Sue first came to Joliet in August 1973. She attended the College of St. Francis (now University of St. Francis) where she received her Bachelor of Arts Degree in English. After professing her vows in 1976, Sue determined in 1978 that perhaps religious life was not what God wanted for her. It took her only three years to realize that God did want her to serve the Church as a professed Religious. She continued her education with a Master of Social Work at Loyola University of Chicago. Sue ministered at St. Francis Academy (now Joliet Catholic Academy) as guidance counselor and dean of students. From 1987 to 1990 she ministered as Director of Vocations for the Joliet Franciscans and then returned to the new Joliet Catholic Academy as Dean of Girls and then Dean of Students.
In 1993 Sister Sue was invited to come to the University of Notre Dame to serve as rector for one of the women’s dorms.

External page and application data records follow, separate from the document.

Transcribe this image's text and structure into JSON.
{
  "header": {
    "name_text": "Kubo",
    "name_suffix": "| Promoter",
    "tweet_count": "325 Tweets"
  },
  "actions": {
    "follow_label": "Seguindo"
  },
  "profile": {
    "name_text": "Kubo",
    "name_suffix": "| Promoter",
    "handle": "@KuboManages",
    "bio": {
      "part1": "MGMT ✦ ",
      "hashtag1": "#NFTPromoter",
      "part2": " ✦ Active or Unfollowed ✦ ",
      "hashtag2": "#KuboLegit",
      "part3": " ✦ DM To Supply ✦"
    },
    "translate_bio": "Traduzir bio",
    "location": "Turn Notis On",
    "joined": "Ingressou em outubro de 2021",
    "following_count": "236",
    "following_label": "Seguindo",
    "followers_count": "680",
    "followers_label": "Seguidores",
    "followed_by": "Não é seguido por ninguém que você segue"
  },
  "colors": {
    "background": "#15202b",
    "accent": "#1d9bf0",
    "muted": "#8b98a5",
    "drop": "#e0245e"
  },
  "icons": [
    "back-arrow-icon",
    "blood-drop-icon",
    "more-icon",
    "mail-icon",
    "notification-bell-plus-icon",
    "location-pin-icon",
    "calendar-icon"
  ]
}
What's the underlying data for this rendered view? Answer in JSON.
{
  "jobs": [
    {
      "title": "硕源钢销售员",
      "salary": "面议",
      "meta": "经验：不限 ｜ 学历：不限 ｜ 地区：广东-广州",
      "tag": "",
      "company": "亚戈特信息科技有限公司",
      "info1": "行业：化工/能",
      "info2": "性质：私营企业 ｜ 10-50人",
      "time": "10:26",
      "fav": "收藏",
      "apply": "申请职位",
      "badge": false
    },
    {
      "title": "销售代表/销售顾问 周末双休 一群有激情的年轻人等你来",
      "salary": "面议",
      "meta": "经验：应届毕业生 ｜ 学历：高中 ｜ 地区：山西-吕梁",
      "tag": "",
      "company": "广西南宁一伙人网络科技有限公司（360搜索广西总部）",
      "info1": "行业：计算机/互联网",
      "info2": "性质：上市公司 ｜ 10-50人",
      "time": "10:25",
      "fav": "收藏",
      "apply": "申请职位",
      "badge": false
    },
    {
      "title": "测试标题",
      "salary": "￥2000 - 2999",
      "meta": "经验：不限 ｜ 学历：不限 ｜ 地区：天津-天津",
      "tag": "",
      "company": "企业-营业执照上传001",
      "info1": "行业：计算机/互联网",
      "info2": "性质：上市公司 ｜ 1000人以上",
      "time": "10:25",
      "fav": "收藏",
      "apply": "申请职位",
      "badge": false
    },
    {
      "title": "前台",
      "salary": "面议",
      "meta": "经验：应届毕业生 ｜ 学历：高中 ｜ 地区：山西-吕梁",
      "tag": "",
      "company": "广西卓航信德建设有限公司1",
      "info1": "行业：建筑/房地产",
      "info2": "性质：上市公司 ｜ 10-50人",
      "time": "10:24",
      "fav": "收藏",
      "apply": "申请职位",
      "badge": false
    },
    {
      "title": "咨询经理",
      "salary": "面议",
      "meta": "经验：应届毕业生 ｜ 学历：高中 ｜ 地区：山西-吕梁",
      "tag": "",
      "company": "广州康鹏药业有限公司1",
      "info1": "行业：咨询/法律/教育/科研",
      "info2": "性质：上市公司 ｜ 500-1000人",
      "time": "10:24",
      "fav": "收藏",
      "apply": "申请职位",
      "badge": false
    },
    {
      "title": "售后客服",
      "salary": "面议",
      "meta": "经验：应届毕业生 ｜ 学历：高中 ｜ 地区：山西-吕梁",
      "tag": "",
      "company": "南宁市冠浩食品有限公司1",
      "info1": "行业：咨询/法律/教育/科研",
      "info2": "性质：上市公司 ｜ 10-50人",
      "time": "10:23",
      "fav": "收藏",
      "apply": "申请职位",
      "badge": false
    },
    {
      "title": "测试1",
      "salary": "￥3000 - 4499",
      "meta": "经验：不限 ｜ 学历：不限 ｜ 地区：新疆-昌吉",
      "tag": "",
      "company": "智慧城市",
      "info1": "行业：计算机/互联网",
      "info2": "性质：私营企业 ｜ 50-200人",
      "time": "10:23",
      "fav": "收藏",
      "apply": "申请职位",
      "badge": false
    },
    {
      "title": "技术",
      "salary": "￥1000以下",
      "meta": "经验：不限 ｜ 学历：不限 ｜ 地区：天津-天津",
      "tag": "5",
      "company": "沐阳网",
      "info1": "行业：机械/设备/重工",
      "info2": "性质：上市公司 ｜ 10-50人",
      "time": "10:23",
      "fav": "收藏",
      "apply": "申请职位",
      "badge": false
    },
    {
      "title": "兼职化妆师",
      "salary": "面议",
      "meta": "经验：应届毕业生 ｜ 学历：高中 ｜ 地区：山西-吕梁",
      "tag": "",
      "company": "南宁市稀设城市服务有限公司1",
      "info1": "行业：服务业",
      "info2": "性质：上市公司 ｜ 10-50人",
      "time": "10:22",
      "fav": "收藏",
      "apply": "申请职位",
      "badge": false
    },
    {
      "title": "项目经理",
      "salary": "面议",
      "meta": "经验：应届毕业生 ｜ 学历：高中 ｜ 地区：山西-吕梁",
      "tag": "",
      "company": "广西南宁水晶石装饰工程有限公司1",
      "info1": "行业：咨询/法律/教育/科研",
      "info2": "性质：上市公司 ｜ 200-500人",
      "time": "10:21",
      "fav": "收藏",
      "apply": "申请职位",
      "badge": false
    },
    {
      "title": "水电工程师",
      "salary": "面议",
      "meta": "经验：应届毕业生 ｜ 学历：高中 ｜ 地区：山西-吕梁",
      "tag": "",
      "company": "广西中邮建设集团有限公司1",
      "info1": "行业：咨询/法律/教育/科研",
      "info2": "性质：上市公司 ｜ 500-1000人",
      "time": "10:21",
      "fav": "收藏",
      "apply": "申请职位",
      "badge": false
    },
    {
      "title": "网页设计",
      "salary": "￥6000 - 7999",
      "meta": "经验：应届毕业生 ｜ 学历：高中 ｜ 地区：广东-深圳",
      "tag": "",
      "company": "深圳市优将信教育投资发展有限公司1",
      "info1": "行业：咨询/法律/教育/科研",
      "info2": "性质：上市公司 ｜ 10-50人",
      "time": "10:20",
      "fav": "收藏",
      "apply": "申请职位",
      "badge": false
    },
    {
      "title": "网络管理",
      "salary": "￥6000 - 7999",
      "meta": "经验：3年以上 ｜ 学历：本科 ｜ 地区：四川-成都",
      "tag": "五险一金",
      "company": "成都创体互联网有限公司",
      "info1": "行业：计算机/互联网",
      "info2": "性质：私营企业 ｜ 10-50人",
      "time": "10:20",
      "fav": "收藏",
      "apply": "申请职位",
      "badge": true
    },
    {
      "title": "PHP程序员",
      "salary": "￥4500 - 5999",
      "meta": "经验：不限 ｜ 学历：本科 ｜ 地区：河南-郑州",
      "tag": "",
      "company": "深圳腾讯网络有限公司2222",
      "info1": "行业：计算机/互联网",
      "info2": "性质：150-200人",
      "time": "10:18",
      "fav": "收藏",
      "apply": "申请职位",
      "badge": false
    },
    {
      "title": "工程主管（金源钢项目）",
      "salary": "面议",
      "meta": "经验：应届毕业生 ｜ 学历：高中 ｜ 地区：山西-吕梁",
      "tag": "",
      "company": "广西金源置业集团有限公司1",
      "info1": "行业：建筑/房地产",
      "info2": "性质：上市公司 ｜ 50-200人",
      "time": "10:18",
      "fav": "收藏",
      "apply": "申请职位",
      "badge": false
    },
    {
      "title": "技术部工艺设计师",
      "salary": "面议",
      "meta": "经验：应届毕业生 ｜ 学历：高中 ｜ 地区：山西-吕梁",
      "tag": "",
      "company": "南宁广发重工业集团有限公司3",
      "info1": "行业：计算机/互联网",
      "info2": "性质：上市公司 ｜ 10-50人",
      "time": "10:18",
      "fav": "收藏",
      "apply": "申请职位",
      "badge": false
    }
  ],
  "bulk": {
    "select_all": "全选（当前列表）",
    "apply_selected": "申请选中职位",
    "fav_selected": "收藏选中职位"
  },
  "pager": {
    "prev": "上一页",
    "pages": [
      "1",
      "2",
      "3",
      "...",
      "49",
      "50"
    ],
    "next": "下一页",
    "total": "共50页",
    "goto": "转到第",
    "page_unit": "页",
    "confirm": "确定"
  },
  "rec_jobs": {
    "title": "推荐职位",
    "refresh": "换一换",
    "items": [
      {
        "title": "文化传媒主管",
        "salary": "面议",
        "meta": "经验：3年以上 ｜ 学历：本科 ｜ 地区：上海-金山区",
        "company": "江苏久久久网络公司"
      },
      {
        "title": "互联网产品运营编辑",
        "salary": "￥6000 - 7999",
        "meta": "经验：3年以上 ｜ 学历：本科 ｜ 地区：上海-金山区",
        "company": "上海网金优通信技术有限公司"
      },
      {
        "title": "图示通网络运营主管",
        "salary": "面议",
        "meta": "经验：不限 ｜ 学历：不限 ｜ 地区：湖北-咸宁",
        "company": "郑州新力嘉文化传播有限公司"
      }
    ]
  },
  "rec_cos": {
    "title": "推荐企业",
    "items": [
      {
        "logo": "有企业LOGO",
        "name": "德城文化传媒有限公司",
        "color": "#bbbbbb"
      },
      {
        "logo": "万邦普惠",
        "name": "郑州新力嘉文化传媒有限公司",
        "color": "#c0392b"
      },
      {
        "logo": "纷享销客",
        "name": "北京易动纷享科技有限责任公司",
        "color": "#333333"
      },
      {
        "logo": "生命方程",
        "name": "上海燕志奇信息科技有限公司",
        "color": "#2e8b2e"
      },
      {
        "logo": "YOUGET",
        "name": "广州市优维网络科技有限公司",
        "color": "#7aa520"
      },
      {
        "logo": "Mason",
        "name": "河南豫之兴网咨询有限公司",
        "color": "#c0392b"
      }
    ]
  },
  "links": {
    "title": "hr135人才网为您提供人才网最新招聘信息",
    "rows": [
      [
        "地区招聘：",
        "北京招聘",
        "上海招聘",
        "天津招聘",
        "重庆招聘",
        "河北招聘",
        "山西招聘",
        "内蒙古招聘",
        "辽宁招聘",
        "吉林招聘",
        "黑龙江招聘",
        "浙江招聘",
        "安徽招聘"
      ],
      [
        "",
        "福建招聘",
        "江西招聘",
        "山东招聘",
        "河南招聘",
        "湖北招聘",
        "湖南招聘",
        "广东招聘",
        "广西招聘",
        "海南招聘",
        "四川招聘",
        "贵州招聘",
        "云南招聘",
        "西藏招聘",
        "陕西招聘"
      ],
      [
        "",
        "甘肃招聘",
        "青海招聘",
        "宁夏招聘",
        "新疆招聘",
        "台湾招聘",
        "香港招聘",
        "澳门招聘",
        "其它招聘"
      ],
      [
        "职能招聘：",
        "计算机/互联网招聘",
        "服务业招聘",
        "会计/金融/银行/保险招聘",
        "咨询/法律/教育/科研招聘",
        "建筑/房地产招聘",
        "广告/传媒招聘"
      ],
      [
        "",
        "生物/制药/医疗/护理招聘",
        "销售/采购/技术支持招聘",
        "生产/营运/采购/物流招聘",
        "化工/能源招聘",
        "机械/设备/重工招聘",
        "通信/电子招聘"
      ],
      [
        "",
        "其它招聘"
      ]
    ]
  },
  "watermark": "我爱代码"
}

This ministry became Sue’s defining characteristic and Notre Dame became her second home. Not only did she minister to the girls but was invited to work with the Holy Cross Fathers to walk with their young men who were interested in becoming Priests or Brothers as they searched their role in the Church.
Sue left Notre Dame (physically but her heart will always remain there) in 2008 to become a member of the Central Administration of the Congregation, serving as Councilor for the Membership for a term of 4 years. In 2012 she returned to the role of Hall Director, but this time she went west to the University of Portland. Presently, Sue ministers at Compassionate Care Hospice as Volunteer Coordinator. (Her Director is a former student from the Academy.) She is also the Volunteer Coordinator for Bethany House of Hospitality, a joint ministry with several other Congregations, which offers service to young women immigrants.
Commenting on her years of ministry, Sister Sue says, “I have cherished all of my time with the youth. The old adage that, ‘working with the youth keeps one young at heart.’ Rings true for me.”
When asked what it means to live the Franciscan Religious Life, Sue replied that it means, “Living a life rooted in the Gospel; striving to bring peace to those people and situations around me; trying to be hospitable and welcoming to all I meet and serve; working in all the ways that I can to bring justice to our world and living a life of prayer.” Daily, she thanks God that she is able to continue to serve as a Franciscan presence in the world.